**Description of the task:** The data below should be restated word for word, pictures omitted.

Page and application data records:
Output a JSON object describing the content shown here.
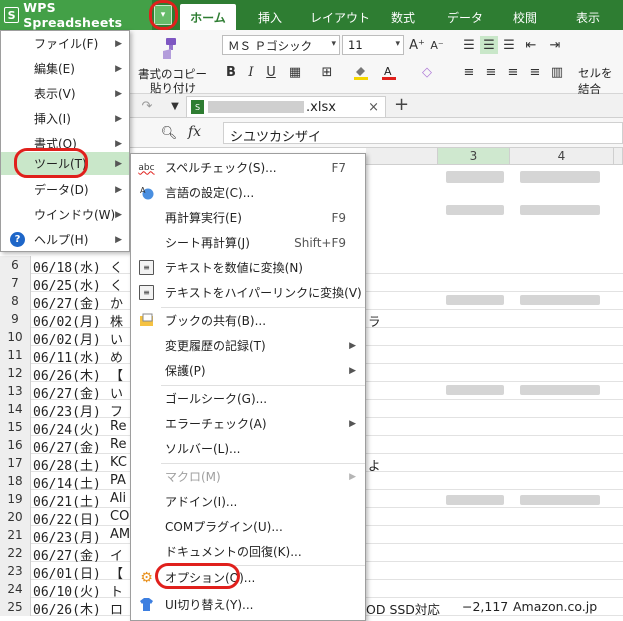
{
  "app": {
    "logo": "S",
    "name": "WPS Spreadsheets",
    "dropdown_glyph": "▾"
  },
  "tabs": [
    {
      "label": "ホーム",
      "active": true
    },
    {
      "label": "挿入"
    },
    {
      "label": "レイアウト"
    },
    {
      "label": "数式"
    },
    {
      "label": "データ"
    },
    {
      "label": "校閲"
    },
    {
      "label": "表示"
    }
  ],
  "ribbon": {
    "format_painter_line1": "書式のコピー",
    "format_painter_line2": "貼り付け",
    "font_name": "ＭＳ Ｐゴシック",
    "font_size": "11",
    "grow_font": "A⁺",
    "shrink_font": "A⁻",
    "bold": "B",
    "italic": "I",
    "underline": "U",
    "merge_cells": "セルを結合"
  },
  "doc_tab": {
    "icon": "S",
    "filename": ".xlsx",
    "close_glyph": "×",
    "add_glyph": "+"
  },
  "formula_bar": {
    "fx": "fx",
    "value": "シユツカシザイ"
  },
  "columns": [
    "3",
    "4"
  ],
  "rows": [
    {
      "num": "6",
      "date": "06/18(水)",
      "text": "く"
    },
    {
      "num": "7",
      "date": "06/25(水)",
      "text": "く"
    },
    {
      "num": "8",
      "date": "06/27(金)",
      "text": "か"
    },
    {
      "num": "9",
      "date": "06/02(月)",
      "text": "株"
    },
    {
      "num": "10",
      "date": "06/02(月)",
      "text": "い"
    },
    {
      "num": "11",
      "date": "06/11(水)",
      "text": "め"
    },
    {
      "num": "12",
      "date": "06/26(木)",
      "text": "【"
    },
    {
      "num": "13",
      "date": "06/27(金)",
      "text": "い"
    },
    {
      "num": "14",
      "date": "06/23(月)",
      "text": "フ"
    },
    {
      "num": "15",
      "date": "06/24(火)",
      "text": "Re"
    },
    {
      "num": "16",
      "date": "06/27(金)",
      "text": "Re"
    },
    {
      "num": "17",
      "date": "06/28(土)",
      "text": "KC"
    },
    {
      "num": "18",
      "date": "06/14(土)",
      "text": "PA"
    },
    {
      "num": "19",
      "date": "06/21(土)",
      "text": "Ali"
    },
    {
      "num": "20",
      "date": "06/22(日)",
      "text": "CO"
    },
    {
      "num": "21",
      "date": "06/23(月)",
      "text": "AM"
    },
    {
      "num": "22",
      "date": "06/27(金)",
      "text": "イ"
    },
    {
      "num": "23",
      "date": "06/01(日)",
      "text": "【"
    },
    {
      "num": "24",
      "date": "06/10(火)",
      "text": "ト"
    },
    {
      "num": "25",
      "date": "06/26(木)",
      "text": "ロ"
    }
  ],
  "row_25_cells": {
    "item": "OD SSD対応",
    "amount": "−2,117",
    "shop": "Amazon.co.jp"
  },
  "grid_fragments": {
    "row_9": "ラ",
    "row_17": "よ"
  },
  "main_menu": [
    {
      "label": "ファイル(F)"
    },
    {
      "label": "編集(E)"
    },
    {
      "label": "表示(V)"
    },
    {
      "label": "挿入(I)"
    },
    {
      "label": "書式(O)"
    },
    {
      "label": "ツール(T)"
    },
    {
      "label": "データ(D)"
    },
    {
      "label": "ウインドウ(W)"
    },
    {
      "label": "ヘルプ(H)"
    }
  ],
  "help_icon_glyph": "?",
  "submenu": {
    "spell": {
      "label": "スペルチェック(S)...",
      "shortcut": "F7",
      "icon": "abc"
    },
    "language": {
      "label": "言語の設定(C)..."
    },
    "recalc": {
      "label": "再計算実行(E)",
      "shortcut": "F9"
    },
    "sheet_recalc": {
      "label": "シート再計算(J)",
      "shortcut": "Shift+F9"
    },
    "text_to_number": {
      "label": "テキストを数値に変換(N)"
    },
    "text_to_hyperlink": {
      "label": "テキストをハイパーリンクに変換(V)"
    },
    "share_book": {
      "label": "ブックの共有(B)..."
    },
    "track_changes": {
      "label": "変更履歴の記録(T)"
    },
    "protect": {
      "label": "保護(P)"
    },
    "goal_seek": {
      "label": "ゴールシーク(G)..."
    },
    "error_check": {
      "label": "エラーチェック(A)"
    },
    "solver": {
      "label": "ソルバー(L)..."
    },
    "macro": {
      "label": "マクロ(M)"
    },
    "addin": {
      "label": "アドイン(I)..."
    },
    "com_plugin": {
      "label": "COMプラグイン(U)..."
    },
    "doc_recovery": {
      "label": "ドキュメントの回復(K)..."
    },
    "options": {
      "label": "オプション(O)..."
    },
    "ui_switch": {
      "label": "UI切り替え(Y)..."
    }
  },
  "colors": {
    "title_green": "#2e7d32",
    "app_green": "#43a047",
    "hover_green": "#c9e7c9",
    "highlight_red": "#e0201c",
    "help_blue": "#1e66c8"
  }
}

**Answer box:**
Output a JSON object describing the content shown here.
{
  "app": {
    "logo": "S",
    "name": "WPS Spreadsheets",
    "dropdown_glyph": "▾"
  },
  "tabs": [
    {
      "label": "ホーム",
      "active": true
    },
    {
      "label": "挿入"
    },
    {
      "label": "レイアウト"
    },
    {
      "label": "数式"
    },
    {
      "label": "データ"
    },
    {
      "label": "校閲"
    },
    {
      "label": "表示"
    }
  ],
  "ribbon": {
    "format_painter_line1": "書式のコピー",
    "format_painter_line2": "貼り付け",
    "font_name": "ＭＳ Ｐゴシック",
    "font_size": "11",
    "grow_font": "A⁺",
    "shrink_font": "A⁻",
    "bold": "B",
    "italic": "I",
    "underline": "U",
    "merge_cells": "セルを結合"
  },
  "doc_tab": {
    "icon": "S",
    "filename": ".xlsx",
    "close_glyph": "×",
    "add_glyph": "+"
  },
  "formula_bar": {
    "fx": "fx",
    "value": "シユツカシザイ"
  },
  "columns": [
    "3",
    "4"
  ],
  "rows": [
    {
      "num": "6",
      "date": "06/18(水)",
      "text": "く"
    },
    {
      "num": "7",
      "date": "06/25(水)",
      "text": "く"
    },
    {
      "num": "8",
      "date": "06/27(金)",
      "text": "か"
    },
    {
      "num": "9",
      "date": "06/02(月)",
      "text": "株"
    },
    {
      "num": "10",
      "date": "06/02(月)",
      "text": "い"
    },
    {
      "num": "11",
      "date": "06/11(水)",
      "text": "め"
    },
    {
      "num": "12",
      "date": "06/26(木)",
      "text": "【"
    },
    {
      "num": "13",
      "date": "06/27(金)",
      "text": "い"
    },
    {
      "num": "14",
      "date": "06/23(月)",
      "text": "フ"
    },
    {
      "num": "15",
      "date": "06/24(火)",
      "text": "Re"
    },
    {
      "num": "16",
      "date": "06/27(金)",
      "text": "Re"
    },
    {
      "num": "17",
      "date": "06/28(土)",
      "text": "KC"
    },
    {
      "num": "18",
      "date": "06/14(土)",
      "text": "PA"
    },
    {
      "num": "19",
      "date": "06/21(土)",
      "text": "Ali"
    },
    {
      "num": "20",
      "date": "06/22(日)",
      "text": "CO"
    },
    {
      "num": "21",
      "date": "06/23(月)",
      "text": "AM"
    },
    {
      "num": "22",
      "date": "06/27(金)",
      "text": "イ"
    },
    {
      "num": "23",
      "date": "06/01(日)",
      "text": "【"
    },
    {
      "num": "24",
      "date": "06/10(火)",
      "text": "ト"
    },
    {
      "num": "25",
      "date": "06/26(木)",
      "text": "ロ"
    }
  ],
  "row_25_cells": {
    "item": "OD SSD対応",
    "amount": "−2,117",
    "shop": "Amazon.co.jp"
  },
  "grid_fragments": {
    "row_9": "ラ",
    "row_17": "よ"
  },
  "main_menu": [
    {
      "label": "ファイル(F)"
    },
    {
      "label": "編集(E)"
    },
    {
      "label": "表示(V)"
    },
    {
      "label": "挿入(I)"
    },
    {
      "label": "書式(O)"
    },
    {
      "label": "ツール(T)"
    },
    {
      "label": "データ(D)"
    },
    {
      "label": "ウインドウ(W)"
    },
    {
      "label": "ヘルプ(H)"
    }
  ],
  "help_icon_glyph": "?",
  "submenu": {
    "spell": {
      "label": "スペルチェック(S)...",
      "shortcut": "F7",
      "icon": "abc"
    },
    "language": {
      "label": "言語の設定(C)..."
    },
    "recalc": {
      "label": "再計算実行(E)",
      "shortcut": "F9"
    },
    "sheet_recalc": {
      "label": "シート再計算(J)",
      "shortcut": "Shift+F9"
    },
    "text_to_number": {
      "label": "テキストを数値に変換(N)"
    },
    "text_to_hyperlink": {
      "label": "テキストをハイパーリンクに変換(V)"
    },
    "share_book": {
      "label": "ブックの共有(B)..."
    },
    "track_changes": {
      "label": "変更履歴の記録(T)"
    },
    "protect": {
      "label": "保護(P)"
    },
    "goal_seek": {
      "label": "ゴールシーク(G)..."
    },
    "error_check": {
      "label": "エラーチェック(A)"
    },
    "solver": {
      "label": "ソルバー(L)..."
    },
    "macro": {
      "label": "マクロ(M)"
    },
    "addin": {
      "label": "アドイン(I)..."
    },
    "com_plugin": {
      "label": "COMプラグイン(U)..."
    },
    "doc_recovery": {
      "label": "ドキュメントの回復(K)..."
    },
    "options": {
      "label": "オプション(O)..."
    },
    "ui_switch": {
      "label": "UI切り替え(Y)..."
    }
  },
  "colors": {
    "title_green": "#2e7d32",
    "app_green": "#43a047",
    "hover_green": "#c9e7c9",
    "highlight_red": "#e0201c",
    "help_blue": "#1e66c8"
  }
}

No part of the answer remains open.